It’s been over five years since I first heard about the Jones Act on NPR’s Planet Money podcast – an obscure American law that prohibits foreign vessels from shipping goods between domestic U.S. ports. Every time you want to send something from one American port to another American port, the cargo has to travel on a ship built in America, staffed by Americans, and owned by Americans. The Jones Act is protectionist and greatly increases the costs of shipping domestically.
In Puerto Rico, which is an American territory in the Caribbean, one 2019 study found that the Jones Act increased the cost of living by $375 per capita, adding:
If this is the case, Puerto Rico has 13,250 fewer jobs than it would have were there a free market for ocean freight. These jobs would pay residents $337.3 million more in wages, and would result in over $1.5 billion in increased economic activity. Overall tax revenues would be $106.4 million higher were the island be exempted from the Jones Act’s provisions. In sum, no matter how one looks at it, the Jones Act is a contributor to the poor economic situation in the Commonwealth of Puerto Rico.
NPR spoke to a cattle rancher in Hawaii – part of America but separated by about 4,000km of water – whose market for meat was in the continental United States. All-American ships are expensive to build and run, so he would initially ship cattle via Canada, until he finally settled on flying everything over. When cows fly, it’s a signal that there are some market distortions at work.
The Jones Act doesn’t just affect cattle or dry cargo, it affects everything that’s transported with a vessel. The impact of the act on fuel shipping is apparent (especially with LNG). With Axios writing about the potential growth in electric ferries, I don’t think it’s a coincidence that the new US ships are going to be domestically built. However, how does the Act affect offshore wind? I’ve considered this below.
The federal government has taken a wide and liberal understanding of what constitutes a port under the Jones Act. The Maritime Law Center explains:
Essentially the term applies to a voyage that beginning at any point within the United States and delivering a type of commercial cargo to any other point within the United States

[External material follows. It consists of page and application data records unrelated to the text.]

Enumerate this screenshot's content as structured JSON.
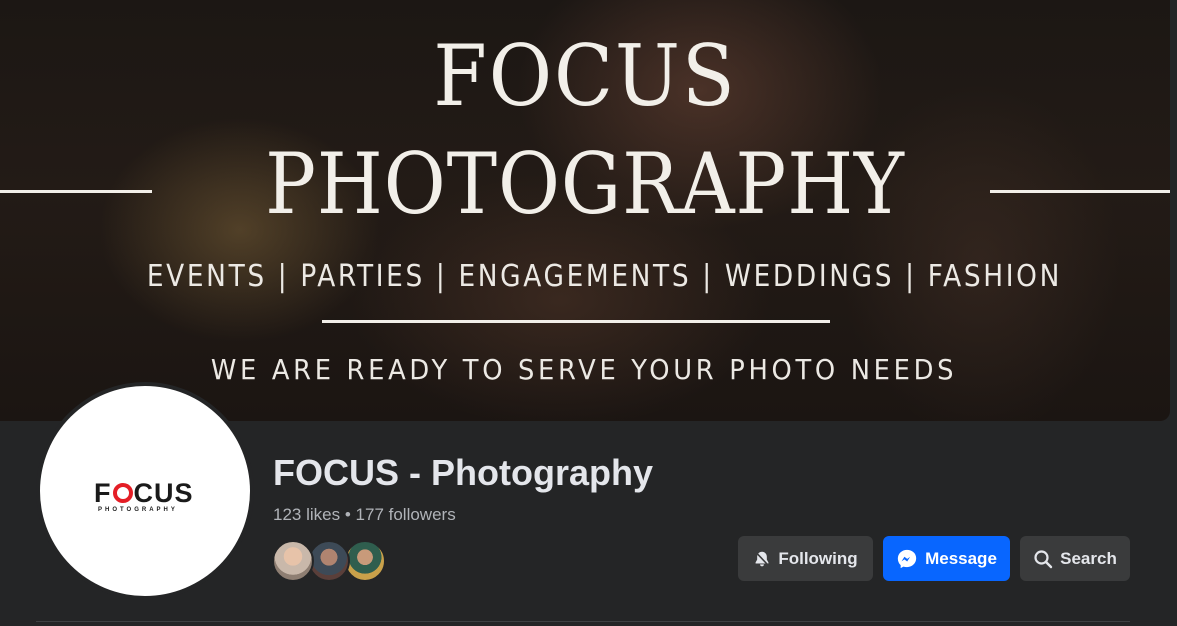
{
  "cover": {
    "title_line1": "FOCUS",
    "title_line2": "PHOTOGRAPHY",
    "services": "EVENTS | PARTIES | ENGAGEMENTS | WEDDINGS | FASHION",
    "tagline": "WE ARE READY TO SERVE YOUR PHOTO NEEDS"
  },
  "avatar": {
    "logo_word_left": "F",
    "logo_word_right": "CUS",
    "logo_sub": "PHOTOGRAPHY",
    "accent_color": "#e41e26"
  },
  "profile": {
    "name": "FOCUS - Photography",
    "likes": "123 likes",
    "separator": "•",
    "followers": "177 followers",
    "friend_avatars": [
      "friend-1",
      "friend-2",
      "friend-3"
    ]
  },
  "actions": {
    "following_label": "Following",
    "following_icon": "bell-icon",
    "message_label": "Message",
    "message_icon": "messenger-icon",
    "search_label": "Search",
    "search_icon": "search-icon"
  },
  "colors": {
    "background": "#242526",
    "primary_button": "#0866ff",
    "secondary_button": "#3a3b3c",
    "text_primary": "#e4e6eb",
    "text_secondary": "#b0b3b8"
  }
}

This means that any servicing vessels working on installing or maintaining offshore wind farms must be all-American. This can constitute significant challenges where:
- a specialist boat or crew is required that isn’t available in the US;
- the offshore wind industry hasn’t been significantly developed for products and services to already be available;
- there is a large time-specific scramble in building offshore wind, for example if the Federal government were to open competitive auctions on a non-rolling basis.
However, there is a saving grace (and I would be grateful if somebody could provide clarity on this point). The Jones Act only applies up to three nautical miles from the U.S. coast, and in this instance it might incentivise development of deeper sea wind such as floating wind. Beyond this limit the Jones Act is dependent on the Outer Continental Shelf Lands Act (OCSLA), for approximately 200 miles offshore to the seabed of the continental shelf to develop mineral resources. OCSLA applies federal laws, including the Jones Act, to:
“… the subsoil and seabed of the outer continental shelf and to all artificial islands, and all installations and other devices permanently or temporarily attached to the seabed, which may be erected thereon for the purpose of exploring for, developing, or producing resources therefrom.”
The question here is obvious – is wind energy a ‘resource’? If it isn’t, then offshore wind farms aren’t attached to the seabed for the “the purpose of exploring for, developing, or producing resources therefrom”.
Additionally, the US government clarified in 2010 that vessels involved in driving monopiles would essentially be exempt from the Jones Act, opening up construction to foreign vessels providing the materials are transported from a foreign port:
CBP has long held that neither drilling nor pile driving, in and of itself, conducted by a stationary vessel, constitutes coastwise trade or coastwise transportation. See HQ 109817, dated November 14, 1988 and HQ 111412, dated November 28, 1990, respectively. The proposed activity with respect to the driving of a monopile foundation into the seabed is very similar to pile driving and is governed by the same principle. Therefore, we find that the activity of the stationary construction vessel described above, involving driving of a monopile foundation into the seabed and then adding a platform deck, anemometer tower, and other components does not constitute coastwise trade or coastwise transportation. In summary, we find that the engagement in the proposed activity will not result in a violation of 46 U.S.C. § 55102.28
The above was how the Block Island wind farm off Rhode Island was constructed, with the blade and tower sections constructed in Denmark and then shipped alongside French nacelles across the Atlantic in a Norwegian offshore wind installation vessel, the ‘Brave Tern’. Yet using specialist vessels to transport goods from France isn’t ideal, especially as the industry aims to mature. Whilst it would seem to give the greatest benefit to the American economy as a whole to wholly repeal the Jones Act, perhaps the next best thing would be for a waiver for offshore renewable energy projects.